TASK INPUTS below:

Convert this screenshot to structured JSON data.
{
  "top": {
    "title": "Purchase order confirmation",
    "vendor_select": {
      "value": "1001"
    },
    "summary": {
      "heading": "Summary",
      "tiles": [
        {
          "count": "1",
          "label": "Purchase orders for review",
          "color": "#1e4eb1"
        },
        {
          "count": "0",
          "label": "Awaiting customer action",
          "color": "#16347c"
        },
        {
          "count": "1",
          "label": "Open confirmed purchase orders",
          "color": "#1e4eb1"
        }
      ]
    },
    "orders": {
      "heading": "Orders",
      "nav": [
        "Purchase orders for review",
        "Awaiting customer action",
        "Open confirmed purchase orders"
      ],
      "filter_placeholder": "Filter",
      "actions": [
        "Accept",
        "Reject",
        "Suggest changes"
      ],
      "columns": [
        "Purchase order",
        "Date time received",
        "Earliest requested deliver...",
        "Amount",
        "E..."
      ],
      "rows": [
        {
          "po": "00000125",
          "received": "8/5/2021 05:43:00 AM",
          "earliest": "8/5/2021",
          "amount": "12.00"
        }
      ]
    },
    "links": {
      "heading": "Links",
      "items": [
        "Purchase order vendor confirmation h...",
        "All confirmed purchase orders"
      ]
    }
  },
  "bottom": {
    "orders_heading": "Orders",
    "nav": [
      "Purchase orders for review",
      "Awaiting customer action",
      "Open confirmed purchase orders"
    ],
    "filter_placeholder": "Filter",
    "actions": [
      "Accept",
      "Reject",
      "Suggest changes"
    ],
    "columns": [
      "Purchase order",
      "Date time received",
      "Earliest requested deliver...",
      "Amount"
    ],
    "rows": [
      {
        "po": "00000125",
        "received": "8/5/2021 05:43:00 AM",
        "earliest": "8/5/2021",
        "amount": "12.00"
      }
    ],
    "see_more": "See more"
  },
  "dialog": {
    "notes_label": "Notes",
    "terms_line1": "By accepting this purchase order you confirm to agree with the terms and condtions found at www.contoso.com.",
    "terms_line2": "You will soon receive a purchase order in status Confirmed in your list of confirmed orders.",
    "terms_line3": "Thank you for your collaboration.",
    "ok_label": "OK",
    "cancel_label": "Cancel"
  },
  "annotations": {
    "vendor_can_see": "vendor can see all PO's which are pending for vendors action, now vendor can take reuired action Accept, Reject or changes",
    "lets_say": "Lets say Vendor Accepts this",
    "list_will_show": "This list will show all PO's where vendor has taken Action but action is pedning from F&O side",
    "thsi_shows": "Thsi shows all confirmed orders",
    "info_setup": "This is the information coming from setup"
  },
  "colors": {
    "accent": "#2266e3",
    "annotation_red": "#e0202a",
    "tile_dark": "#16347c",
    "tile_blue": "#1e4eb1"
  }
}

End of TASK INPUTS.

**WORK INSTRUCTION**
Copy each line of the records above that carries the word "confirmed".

**RESPONSE TO THE TASK**
          "label": "Open confirmed purchase orders",
        "Open confirmed purchase orders"
        "All confirmed purchase orders"
      "Open confirmed purchase orders"
    "terms_line2": "You will soon receive a purchase order in status Confirmed in your list of confirmed orders.",
    "thsi_shows": "Thsi shows all confirmed orders",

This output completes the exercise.